Talking during lunch with a good friend and colleague, Mike Hanas of Carolina Friends, and he said to me: What did Pat Bassett mean, anyway, about sailing directly into the stormy seas?  I like the point; in previous post I praised it as the better strategy than that of “taking safe harbor.”  But what is it in practice, and why didn’t Pat provide us any more clarification or examples? 

Here is what I think it means.  Taking safe harbor would be to continue to do those things, and emphasize those things, that we have always done, that we have done for the longest time, and which will least likely upset, confuse, or worry people.   If teachers are feeling high anxiety about layoffs or their potential, you don’t challenge them to teach differently than how they always have done.  If parents are worrying about affording tuition, you don’t take away Latin, or move away from AP programs, or tell them that instead of final exams the students will have final exhibitions.  

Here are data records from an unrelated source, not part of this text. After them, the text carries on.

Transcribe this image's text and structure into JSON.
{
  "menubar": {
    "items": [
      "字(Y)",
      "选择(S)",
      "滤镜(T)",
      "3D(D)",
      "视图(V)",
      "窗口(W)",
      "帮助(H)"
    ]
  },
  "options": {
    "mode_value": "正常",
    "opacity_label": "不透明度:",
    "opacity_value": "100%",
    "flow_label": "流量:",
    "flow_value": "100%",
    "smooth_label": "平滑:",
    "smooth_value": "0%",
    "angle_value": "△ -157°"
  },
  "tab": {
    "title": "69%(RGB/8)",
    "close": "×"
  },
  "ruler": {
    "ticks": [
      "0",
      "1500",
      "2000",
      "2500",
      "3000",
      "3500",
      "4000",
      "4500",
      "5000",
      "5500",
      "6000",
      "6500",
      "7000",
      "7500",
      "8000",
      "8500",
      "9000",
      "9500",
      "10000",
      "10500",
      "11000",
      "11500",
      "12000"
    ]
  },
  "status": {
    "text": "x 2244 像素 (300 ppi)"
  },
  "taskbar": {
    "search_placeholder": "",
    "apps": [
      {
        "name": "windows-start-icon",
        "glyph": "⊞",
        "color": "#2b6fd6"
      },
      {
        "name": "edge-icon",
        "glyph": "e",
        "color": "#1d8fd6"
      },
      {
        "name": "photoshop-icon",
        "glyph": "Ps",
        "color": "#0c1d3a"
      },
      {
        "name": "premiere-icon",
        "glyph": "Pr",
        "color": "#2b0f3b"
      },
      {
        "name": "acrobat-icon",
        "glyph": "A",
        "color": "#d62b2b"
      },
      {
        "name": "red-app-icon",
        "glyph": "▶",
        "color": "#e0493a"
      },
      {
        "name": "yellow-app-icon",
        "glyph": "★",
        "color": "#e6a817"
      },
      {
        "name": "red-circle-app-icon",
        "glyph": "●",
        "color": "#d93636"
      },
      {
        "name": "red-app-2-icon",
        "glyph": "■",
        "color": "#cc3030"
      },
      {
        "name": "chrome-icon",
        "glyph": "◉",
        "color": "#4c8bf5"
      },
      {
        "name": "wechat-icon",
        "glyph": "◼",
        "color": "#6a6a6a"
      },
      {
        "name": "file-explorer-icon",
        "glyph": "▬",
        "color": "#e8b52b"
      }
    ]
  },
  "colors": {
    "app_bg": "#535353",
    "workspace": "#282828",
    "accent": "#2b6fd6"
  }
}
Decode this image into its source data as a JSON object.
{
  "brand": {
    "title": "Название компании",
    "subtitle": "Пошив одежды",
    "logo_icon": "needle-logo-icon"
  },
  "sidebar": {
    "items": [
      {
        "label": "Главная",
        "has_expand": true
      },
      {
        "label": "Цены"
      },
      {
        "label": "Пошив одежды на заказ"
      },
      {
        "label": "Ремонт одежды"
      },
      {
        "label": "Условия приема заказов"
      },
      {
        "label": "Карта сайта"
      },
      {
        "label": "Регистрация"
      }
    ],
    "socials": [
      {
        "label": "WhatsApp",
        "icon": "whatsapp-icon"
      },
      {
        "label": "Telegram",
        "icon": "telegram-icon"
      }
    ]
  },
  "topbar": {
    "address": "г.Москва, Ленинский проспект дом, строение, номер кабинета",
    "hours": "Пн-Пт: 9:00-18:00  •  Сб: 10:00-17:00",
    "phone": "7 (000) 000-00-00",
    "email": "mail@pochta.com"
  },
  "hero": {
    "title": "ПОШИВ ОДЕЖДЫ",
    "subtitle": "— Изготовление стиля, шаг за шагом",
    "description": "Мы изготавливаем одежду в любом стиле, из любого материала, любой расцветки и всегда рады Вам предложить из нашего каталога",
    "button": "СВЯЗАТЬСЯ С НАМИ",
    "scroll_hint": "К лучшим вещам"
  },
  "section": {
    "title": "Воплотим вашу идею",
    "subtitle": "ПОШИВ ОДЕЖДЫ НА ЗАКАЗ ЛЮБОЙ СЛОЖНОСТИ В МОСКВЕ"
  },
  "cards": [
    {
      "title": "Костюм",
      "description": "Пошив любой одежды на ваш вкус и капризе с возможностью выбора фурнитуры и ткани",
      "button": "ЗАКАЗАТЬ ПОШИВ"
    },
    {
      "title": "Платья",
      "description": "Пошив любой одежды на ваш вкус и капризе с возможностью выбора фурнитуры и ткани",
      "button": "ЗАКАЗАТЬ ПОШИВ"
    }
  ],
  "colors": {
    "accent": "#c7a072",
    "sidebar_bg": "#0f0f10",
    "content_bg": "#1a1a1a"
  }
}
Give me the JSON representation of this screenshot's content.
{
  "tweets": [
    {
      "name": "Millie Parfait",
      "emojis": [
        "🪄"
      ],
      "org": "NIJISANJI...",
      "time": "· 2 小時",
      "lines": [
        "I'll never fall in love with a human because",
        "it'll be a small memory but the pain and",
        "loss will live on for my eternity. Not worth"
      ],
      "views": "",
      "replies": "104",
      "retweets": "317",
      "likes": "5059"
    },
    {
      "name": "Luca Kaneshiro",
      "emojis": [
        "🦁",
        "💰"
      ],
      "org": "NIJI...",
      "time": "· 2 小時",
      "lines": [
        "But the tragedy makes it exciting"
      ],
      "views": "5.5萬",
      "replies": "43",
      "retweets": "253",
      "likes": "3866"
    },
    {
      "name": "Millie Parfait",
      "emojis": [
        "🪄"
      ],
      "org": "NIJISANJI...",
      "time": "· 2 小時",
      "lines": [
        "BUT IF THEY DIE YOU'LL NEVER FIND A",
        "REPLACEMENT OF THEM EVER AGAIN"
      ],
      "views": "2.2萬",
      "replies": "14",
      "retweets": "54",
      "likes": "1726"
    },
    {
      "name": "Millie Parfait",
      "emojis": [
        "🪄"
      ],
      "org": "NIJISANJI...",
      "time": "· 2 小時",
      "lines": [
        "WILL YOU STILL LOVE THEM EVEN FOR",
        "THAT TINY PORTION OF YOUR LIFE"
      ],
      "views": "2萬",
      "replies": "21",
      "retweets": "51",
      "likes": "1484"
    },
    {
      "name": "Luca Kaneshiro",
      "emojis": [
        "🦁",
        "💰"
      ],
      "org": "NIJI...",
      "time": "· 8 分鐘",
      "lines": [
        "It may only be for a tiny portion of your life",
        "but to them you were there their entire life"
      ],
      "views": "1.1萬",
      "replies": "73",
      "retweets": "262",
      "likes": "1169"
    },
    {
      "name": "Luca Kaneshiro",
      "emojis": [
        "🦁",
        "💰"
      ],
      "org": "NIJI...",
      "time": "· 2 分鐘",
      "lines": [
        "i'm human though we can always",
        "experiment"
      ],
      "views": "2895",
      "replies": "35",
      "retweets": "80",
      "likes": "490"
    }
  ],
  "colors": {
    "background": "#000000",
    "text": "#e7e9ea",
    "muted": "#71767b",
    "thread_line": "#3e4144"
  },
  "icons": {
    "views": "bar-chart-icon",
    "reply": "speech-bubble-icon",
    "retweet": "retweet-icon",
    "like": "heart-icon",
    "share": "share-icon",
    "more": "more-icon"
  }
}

Sailing into the storm, then, is to do the opposite: accelerate the rate of change.  This blog is called 21k12, celebrating twentyfirst century k-12 education.  Our students should be learning 21st century skills in 21st century classrooms, which means they are not listening to lectures, not doing workbooks, not writing final exams; instead they are solving real world problems, learning what is meaningful and purposeful for them and their lives, they are using contemporary digital tools to create, to publish online, to challenge authority.   They are not taking safe harbor, but they are what will, I posit, be most important and most effective for making sure we make the most of this storm, because, after all, a crisis is a terrible thing to waste.